'''

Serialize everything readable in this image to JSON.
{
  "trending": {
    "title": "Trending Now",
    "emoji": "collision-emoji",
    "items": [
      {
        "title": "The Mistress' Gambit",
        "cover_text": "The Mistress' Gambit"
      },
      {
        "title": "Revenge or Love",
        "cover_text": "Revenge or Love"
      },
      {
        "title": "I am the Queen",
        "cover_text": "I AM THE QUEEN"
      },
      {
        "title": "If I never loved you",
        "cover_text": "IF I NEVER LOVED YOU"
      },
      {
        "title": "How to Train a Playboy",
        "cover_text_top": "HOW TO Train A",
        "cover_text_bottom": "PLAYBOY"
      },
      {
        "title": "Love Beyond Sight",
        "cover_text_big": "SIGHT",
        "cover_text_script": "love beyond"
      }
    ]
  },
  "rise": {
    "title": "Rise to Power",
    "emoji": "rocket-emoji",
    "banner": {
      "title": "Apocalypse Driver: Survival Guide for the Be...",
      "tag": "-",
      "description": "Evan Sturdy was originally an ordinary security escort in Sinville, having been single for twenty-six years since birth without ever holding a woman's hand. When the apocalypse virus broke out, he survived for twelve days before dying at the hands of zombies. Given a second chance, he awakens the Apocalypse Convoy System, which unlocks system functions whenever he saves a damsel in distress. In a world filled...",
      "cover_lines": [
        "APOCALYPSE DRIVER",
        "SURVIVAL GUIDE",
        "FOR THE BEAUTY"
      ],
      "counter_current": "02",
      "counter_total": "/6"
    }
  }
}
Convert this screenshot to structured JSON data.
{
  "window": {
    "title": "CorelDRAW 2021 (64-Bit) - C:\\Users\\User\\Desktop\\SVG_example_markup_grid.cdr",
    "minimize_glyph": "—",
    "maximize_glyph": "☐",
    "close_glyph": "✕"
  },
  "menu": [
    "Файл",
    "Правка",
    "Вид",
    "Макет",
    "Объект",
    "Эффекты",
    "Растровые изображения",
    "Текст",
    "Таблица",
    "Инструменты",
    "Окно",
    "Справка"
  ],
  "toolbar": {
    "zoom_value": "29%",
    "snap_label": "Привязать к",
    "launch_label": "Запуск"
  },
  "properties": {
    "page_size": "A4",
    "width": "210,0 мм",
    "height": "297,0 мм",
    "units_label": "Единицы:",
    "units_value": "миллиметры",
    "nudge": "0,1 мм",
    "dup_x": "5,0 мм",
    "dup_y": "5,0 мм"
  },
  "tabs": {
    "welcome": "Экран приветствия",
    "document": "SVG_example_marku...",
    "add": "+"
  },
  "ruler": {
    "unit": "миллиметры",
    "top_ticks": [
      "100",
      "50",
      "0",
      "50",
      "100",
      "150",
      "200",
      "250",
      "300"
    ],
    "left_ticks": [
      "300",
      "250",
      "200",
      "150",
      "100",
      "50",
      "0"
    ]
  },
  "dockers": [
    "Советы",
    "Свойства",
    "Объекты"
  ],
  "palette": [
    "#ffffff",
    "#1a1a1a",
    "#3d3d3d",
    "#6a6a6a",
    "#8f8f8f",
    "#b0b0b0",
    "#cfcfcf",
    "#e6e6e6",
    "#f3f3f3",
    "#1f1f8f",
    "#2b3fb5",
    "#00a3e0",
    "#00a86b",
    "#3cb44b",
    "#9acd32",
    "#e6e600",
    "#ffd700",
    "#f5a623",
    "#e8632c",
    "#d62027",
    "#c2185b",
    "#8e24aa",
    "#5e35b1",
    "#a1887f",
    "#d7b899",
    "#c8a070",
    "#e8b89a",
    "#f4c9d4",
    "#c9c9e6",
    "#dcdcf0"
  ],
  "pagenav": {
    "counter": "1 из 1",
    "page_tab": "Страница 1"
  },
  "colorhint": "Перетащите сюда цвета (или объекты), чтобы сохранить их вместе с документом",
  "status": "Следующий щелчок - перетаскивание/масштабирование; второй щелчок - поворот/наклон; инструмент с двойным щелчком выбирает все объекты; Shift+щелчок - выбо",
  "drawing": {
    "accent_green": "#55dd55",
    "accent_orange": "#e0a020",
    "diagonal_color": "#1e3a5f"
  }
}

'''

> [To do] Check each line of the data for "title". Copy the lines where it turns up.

> [Solution to this task]
    "title": "Trending Now",
        "title": "The Mistress' Gambit",
        "title": "Revenge or Love",
        "title": "I am the Queen",
        "title": "If I never loved you",
        "title": "How to Train a Playboy",
        "title": "Love Beyond Sight",
    "title": "Rise to Power",
      "title": "Apocalypse Driver: Survival Guide for the Be...",
    "title": "CorelDRAW 2021 (64-Bit) - C:\\Users\\User\\Desktop\\SVG_example_markup_grid.cdr",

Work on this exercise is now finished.